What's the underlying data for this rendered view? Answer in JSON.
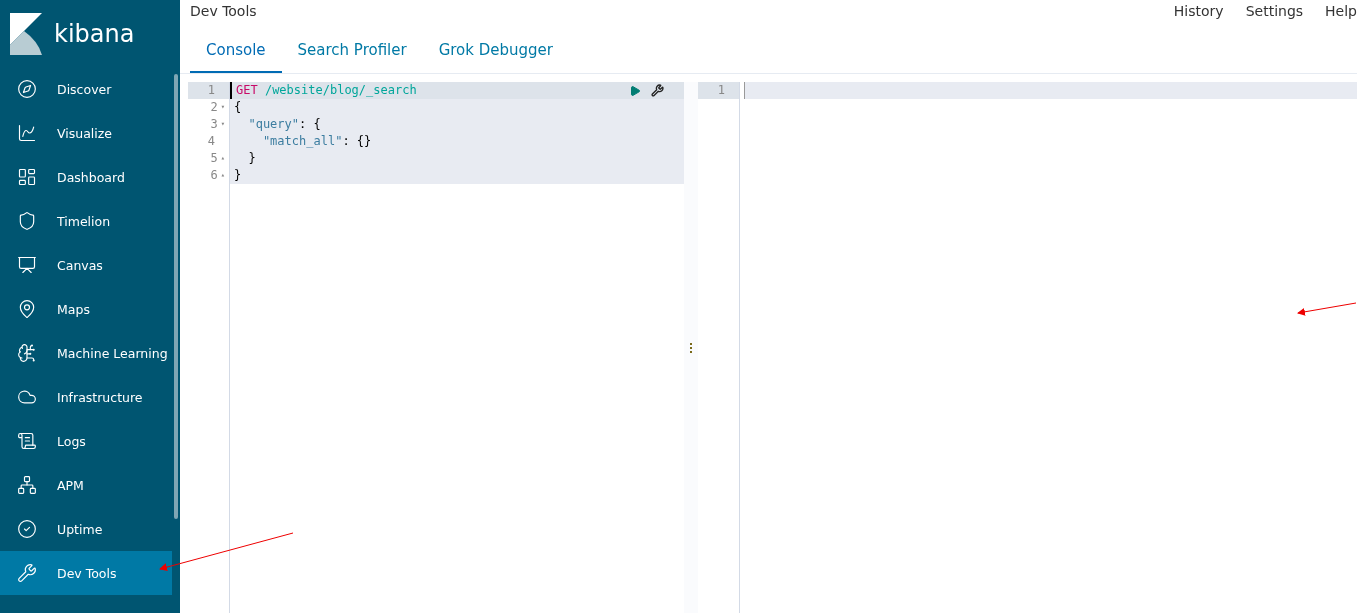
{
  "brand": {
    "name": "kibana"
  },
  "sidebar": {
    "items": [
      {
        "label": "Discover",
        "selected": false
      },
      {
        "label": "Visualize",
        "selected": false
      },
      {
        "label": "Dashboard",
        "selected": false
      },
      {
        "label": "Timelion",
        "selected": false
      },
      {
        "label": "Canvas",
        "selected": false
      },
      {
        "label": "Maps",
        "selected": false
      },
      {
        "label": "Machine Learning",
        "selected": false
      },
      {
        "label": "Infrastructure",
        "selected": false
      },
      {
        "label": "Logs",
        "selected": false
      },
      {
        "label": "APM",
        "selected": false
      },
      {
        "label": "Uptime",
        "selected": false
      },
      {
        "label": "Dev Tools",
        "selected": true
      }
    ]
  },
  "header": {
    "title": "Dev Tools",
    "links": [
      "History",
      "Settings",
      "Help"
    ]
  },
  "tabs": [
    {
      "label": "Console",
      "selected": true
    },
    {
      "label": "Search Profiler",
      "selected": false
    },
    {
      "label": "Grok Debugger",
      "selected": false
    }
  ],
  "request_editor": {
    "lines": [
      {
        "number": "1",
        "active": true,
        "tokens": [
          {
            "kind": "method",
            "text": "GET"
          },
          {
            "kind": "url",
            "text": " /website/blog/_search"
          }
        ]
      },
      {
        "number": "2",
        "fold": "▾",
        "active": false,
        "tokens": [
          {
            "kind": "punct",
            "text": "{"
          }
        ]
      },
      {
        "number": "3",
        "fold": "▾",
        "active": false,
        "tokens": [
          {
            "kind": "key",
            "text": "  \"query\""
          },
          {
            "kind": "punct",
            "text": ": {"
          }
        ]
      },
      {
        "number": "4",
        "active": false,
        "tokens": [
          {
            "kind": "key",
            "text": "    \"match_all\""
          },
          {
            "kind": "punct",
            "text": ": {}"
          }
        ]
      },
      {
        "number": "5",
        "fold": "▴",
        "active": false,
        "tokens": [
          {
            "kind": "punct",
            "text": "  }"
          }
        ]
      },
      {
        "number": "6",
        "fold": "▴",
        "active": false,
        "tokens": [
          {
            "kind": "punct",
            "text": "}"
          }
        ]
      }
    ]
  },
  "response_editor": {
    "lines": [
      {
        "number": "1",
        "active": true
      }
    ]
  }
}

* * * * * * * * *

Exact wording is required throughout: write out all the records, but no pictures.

▶ **SOLUTION TO THIS TASK**
What's the underlying data for this rendered view? Answer in JSON.
{
  "brand": {
    "name": "kibana"
  },
  "sidebar": {
    "items": [
      {
        "label": "Discover",
        "selected": false
      },
      {
        "label": "Visualize",
        "selected": false
      },
      {
        "label": "Dashboard",
        "selected": false
      },
      {
        "label": "Timelion",
        "selected": false
      },
      {
        "label": "Canvas",
        "selected": false
      },
      {
        "label": "Maps",
        "selected": false
      },
      {
        "label": "Machine Learning",
        "selected": false
      },
      {
        "label": "Infrastructure",
        "selected": false
      },
      {
        "label": "Logs",
        "selected": false
      },
      {
        "label": "APM",
        "selected": false
      },
      {
        "label": "Uptime",
        "selected": false
      },
      {
        "label": "Dev Tools",
        "selected": true
      }
    ]
  },
  "header": {
    "title": "Dev Tools",
    "links": [
      "History",
      "Settings",
      "Help"
    ]
  },
  "tabs": [
    {
      "label": "Console",
      "selected": true
    },
    {
      "label": "Search Profiler",
      "selected": false
    },
    {
      "label": "Grok Debugger",
      "selected": false
    }
  ],
  "request_editor": {
    "lines": [
      {
        "number": "1",
        "active": true,
        "tokens": [
          {
            "kind": "method",
            "text": "GET"
          },
          {
            "kind": "url",
            "text": " /website/blog/_search"
          }
        ]
      },
      {
        "number": "2",
        "fold": "▾",
        "active": false,
        "tokens": [
          {
            "kind": "punct",
            "text": "{"
          }
        ]
      },
      {
        "number": "3",
        "fold": "▾",
        "active": false,
        "tokens": [
          {
            "kind": "key",
            "text": "  \"query\""
          },
          {
            "kind": "punct",
            "text": ": {"
          }
        ]
      },
      {
        "number": "4",
        "active": false,
        "tokens": [
          {
            "kind": "key",
            "text": "    \"match_all\""
          },
          {
            "kind": "punct",
            "text": ": {}"
          }
        ]
      },
      {
        "number": "5",
        "fold": "▴",
        "active": false,
        "tokens": [
          {
            "kind": "punct",
            "text": "  }"
          }
        ]
      },
      {
        "number": "6",
        "fold": "▴",
        "active": false,
        "tokens": [
          {
            "kind": "punct",
            "text": "}"
          }
        ]
      }
    ]
  },
  "response_editor": {
    "lines": [
      {
        "number": "1",
        "active": true
      }
    ]
  }
}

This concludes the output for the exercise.